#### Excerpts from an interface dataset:
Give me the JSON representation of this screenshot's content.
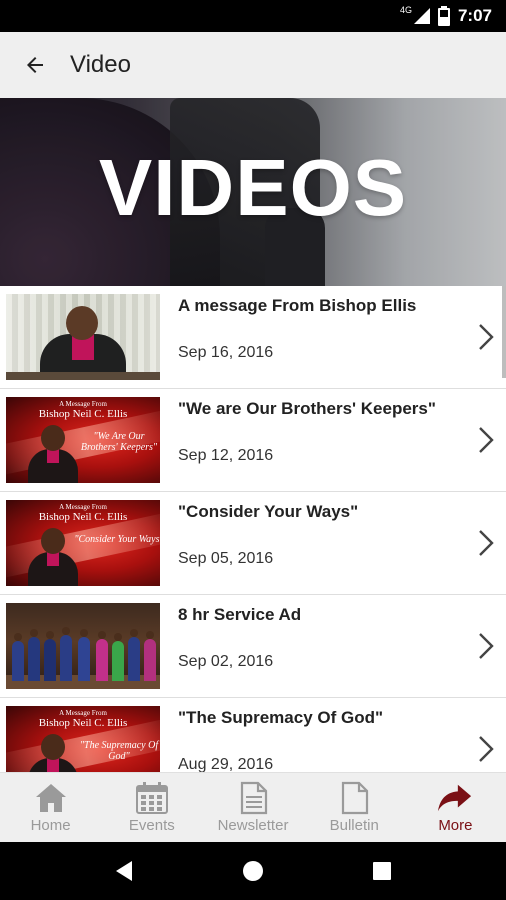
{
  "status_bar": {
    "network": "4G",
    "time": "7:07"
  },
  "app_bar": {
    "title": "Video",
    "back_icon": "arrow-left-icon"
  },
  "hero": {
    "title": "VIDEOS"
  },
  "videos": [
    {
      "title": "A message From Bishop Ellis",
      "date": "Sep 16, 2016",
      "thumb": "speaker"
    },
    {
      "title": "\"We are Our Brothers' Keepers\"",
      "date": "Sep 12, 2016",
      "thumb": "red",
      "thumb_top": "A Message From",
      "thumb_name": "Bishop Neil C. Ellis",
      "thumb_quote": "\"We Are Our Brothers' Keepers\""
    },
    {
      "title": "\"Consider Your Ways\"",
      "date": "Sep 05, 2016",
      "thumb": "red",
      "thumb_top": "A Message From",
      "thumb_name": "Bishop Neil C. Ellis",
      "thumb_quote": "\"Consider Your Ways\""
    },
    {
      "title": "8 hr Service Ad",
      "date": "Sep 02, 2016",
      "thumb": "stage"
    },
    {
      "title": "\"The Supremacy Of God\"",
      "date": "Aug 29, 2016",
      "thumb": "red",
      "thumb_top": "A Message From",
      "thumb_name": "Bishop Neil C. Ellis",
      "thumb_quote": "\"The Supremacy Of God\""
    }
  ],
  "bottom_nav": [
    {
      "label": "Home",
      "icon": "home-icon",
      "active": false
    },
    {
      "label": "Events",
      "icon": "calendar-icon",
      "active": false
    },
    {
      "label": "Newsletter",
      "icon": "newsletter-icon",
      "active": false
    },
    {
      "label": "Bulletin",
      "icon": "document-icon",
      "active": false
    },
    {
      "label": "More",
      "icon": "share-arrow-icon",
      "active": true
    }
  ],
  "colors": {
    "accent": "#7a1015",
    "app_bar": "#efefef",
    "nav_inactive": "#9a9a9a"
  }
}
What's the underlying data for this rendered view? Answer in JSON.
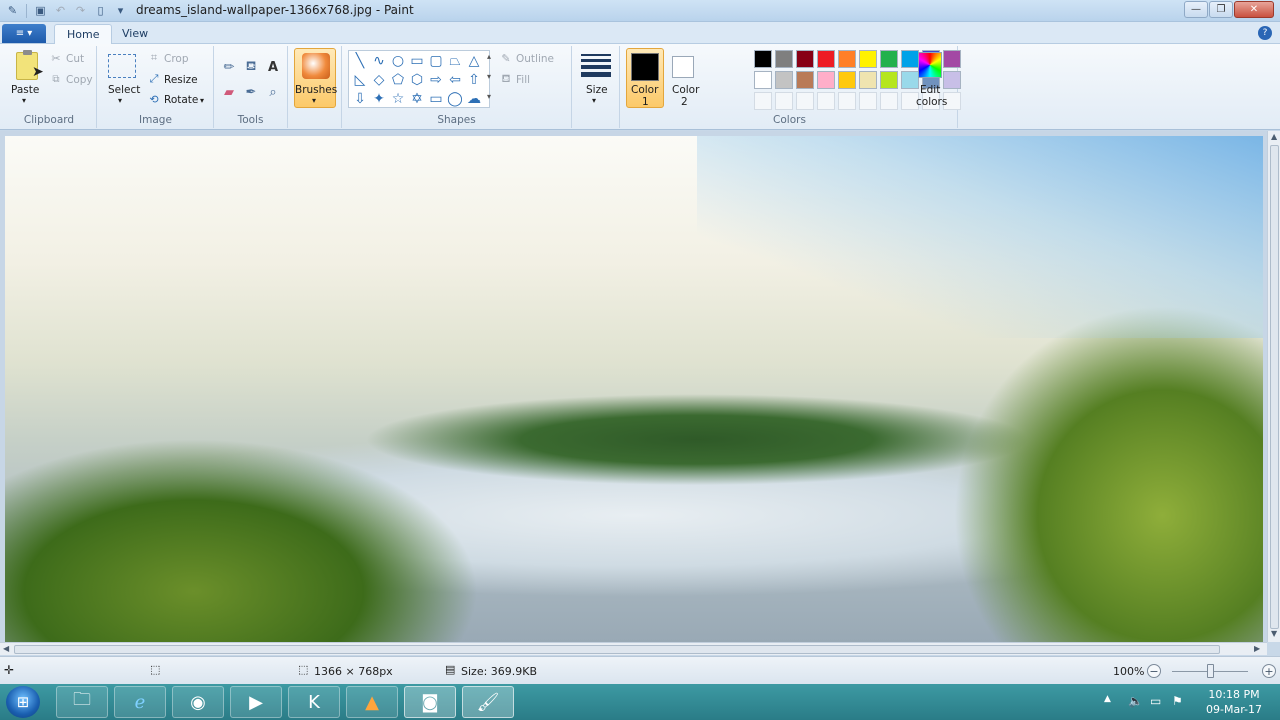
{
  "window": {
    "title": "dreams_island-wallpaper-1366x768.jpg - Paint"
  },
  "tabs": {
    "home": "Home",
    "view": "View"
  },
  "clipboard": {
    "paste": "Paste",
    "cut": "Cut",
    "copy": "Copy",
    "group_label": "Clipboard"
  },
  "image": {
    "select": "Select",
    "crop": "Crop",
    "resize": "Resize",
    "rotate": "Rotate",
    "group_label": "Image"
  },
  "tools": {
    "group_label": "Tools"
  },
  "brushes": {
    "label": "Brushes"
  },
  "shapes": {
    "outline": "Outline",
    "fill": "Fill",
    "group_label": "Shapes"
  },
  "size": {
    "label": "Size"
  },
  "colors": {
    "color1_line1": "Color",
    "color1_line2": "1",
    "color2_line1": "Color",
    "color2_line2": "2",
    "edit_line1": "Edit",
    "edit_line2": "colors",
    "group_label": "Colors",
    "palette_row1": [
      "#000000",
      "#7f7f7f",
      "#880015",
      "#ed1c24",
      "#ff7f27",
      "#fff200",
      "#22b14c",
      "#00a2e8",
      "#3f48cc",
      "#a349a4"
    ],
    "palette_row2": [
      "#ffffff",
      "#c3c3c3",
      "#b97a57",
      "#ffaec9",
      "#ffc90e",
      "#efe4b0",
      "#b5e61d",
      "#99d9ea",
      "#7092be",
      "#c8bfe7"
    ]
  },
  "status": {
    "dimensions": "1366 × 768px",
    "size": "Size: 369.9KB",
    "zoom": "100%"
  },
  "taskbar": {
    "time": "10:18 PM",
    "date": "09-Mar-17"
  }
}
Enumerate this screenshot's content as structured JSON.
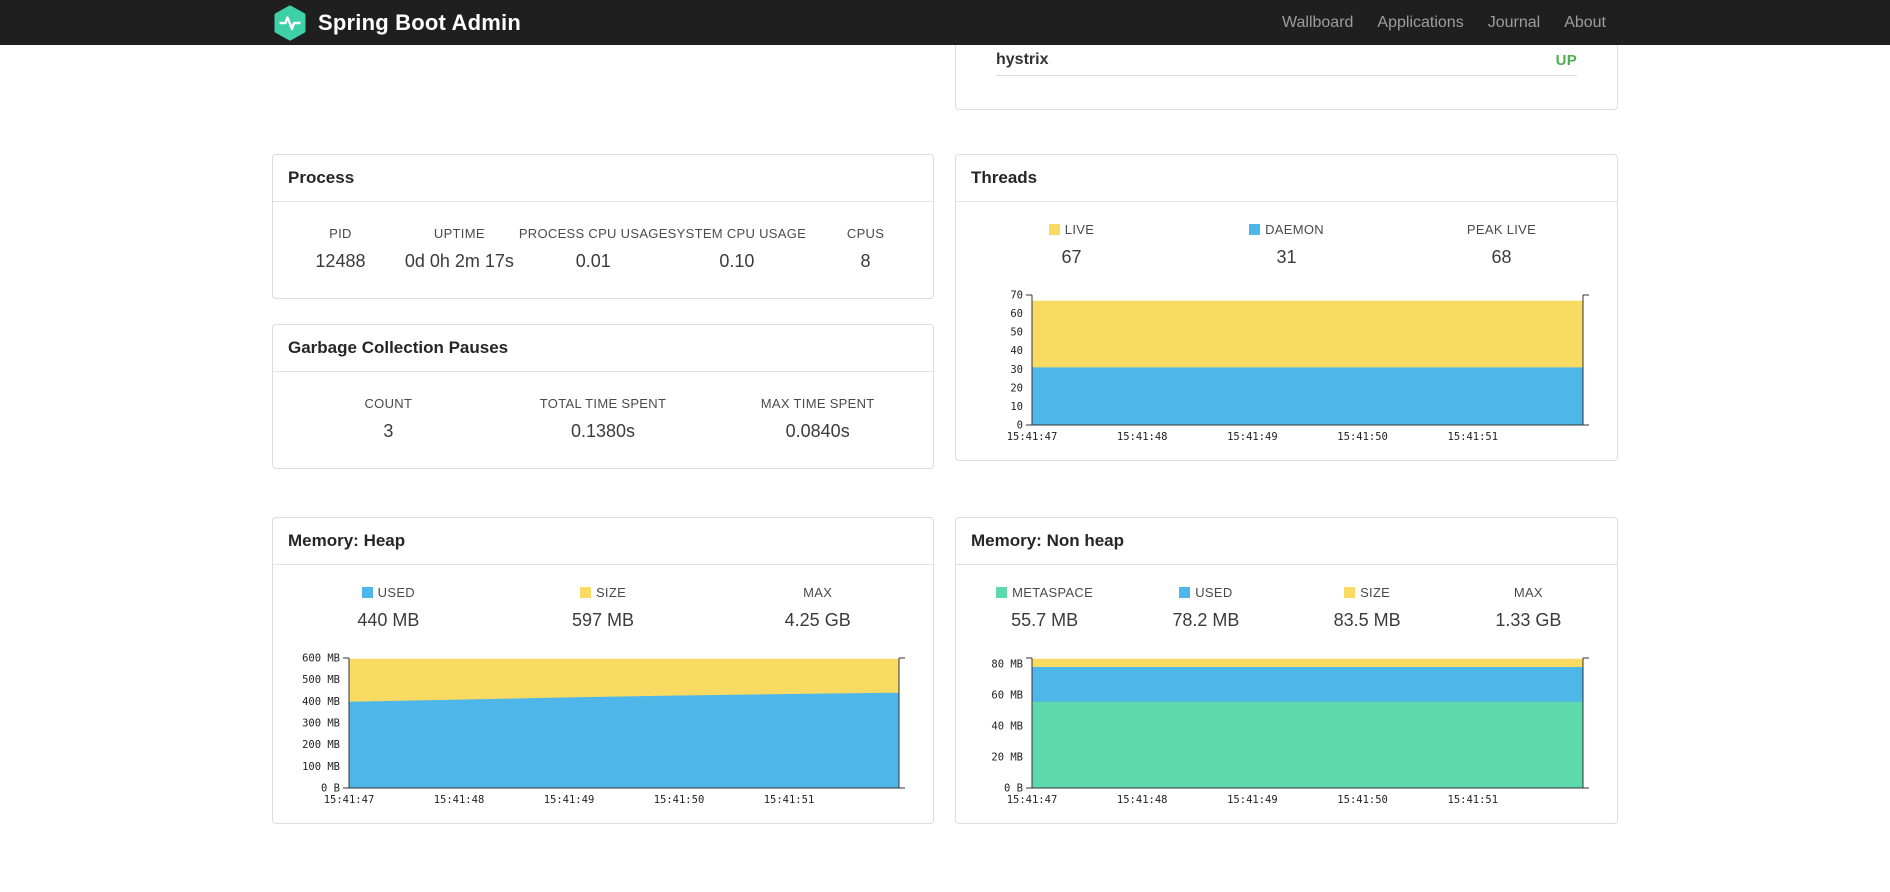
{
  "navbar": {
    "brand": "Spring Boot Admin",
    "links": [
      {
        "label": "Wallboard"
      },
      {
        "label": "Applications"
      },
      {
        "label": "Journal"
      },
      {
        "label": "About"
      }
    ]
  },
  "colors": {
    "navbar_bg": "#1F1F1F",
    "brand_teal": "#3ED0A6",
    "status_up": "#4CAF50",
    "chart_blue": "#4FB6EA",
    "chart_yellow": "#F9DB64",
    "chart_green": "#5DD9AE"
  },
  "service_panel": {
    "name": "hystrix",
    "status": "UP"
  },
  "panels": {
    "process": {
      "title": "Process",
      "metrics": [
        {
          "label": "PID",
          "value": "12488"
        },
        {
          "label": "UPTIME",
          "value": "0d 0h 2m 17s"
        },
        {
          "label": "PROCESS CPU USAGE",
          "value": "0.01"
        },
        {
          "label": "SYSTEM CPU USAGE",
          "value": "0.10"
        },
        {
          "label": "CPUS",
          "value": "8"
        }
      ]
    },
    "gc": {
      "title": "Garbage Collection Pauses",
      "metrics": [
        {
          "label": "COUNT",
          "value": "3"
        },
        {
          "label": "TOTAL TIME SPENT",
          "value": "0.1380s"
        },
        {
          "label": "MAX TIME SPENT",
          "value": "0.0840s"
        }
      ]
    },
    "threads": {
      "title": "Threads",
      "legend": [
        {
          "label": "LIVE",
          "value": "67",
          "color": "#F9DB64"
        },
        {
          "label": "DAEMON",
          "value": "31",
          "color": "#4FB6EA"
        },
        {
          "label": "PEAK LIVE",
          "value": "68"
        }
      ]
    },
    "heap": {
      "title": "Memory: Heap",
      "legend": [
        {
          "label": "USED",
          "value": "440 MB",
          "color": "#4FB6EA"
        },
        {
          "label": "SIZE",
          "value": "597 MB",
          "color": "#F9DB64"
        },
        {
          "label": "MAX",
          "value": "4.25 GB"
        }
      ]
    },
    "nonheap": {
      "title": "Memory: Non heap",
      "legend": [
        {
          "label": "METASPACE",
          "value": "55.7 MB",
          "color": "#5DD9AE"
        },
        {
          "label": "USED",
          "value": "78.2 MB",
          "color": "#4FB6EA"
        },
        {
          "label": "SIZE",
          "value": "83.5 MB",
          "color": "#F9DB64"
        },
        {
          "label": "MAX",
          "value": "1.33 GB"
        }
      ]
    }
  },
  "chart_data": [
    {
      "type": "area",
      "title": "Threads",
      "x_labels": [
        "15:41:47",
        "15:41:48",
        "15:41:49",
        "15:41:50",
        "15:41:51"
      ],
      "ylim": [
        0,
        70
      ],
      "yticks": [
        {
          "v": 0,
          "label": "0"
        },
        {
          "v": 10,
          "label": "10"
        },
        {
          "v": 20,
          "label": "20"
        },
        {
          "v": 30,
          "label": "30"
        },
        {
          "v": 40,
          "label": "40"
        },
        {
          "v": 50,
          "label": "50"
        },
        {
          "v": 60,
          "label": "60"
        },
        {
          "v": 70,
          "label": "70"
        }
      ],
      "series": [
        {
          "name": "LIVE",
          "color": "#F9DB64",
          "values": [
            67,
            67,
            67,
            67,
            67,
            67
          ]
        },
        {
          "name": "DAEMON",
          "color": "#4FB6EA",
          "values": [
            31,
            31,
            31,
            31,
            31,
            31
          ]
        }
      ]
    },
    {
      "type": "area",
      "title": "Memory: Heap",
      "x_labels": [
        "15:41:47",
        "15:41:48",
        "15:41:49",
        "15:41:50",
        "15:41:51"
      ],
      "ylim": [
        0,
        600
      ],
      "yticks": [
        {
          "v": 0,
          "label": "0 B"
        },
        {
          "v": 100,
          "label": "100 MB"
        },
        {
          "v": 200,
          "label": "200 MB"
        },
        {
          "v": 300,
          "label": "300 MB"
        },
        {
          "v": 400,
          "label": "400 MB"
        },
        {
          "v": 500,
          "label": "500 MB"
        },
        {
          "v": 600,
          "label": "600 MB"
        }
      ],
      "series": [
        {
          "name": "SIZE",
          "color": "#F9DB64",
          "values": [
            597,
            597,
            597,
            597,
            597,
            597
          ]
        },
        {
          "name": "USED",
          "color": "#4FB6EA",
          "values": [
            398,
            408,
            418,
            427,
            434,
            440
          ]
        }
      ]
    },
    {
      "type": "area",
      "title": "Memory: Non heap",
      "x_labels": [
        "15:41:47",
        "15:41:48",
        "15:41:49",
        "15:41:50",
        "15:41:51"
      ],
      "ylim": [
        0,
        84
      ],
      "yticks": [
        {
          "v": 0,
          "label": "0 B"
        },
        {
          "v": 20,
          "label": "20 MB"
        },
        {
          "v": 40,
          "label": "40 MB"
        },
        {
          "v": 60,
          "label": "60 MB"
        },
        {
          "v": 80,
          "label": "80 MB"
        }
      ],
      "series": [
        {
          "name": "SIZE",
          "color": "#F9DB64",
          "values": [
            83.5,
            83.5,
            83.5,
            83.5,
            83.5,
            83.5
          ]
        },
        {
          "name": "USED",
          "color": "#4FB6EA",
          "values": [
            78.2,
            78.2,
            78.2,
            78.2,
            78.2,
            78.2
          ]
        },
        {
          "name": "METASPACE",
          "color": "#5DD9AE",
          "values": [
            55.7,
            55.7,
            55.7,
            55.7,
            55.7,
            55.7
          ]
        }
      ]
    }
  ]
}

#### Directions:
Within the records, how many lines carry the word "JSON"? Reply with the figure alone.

#### Written answer:
3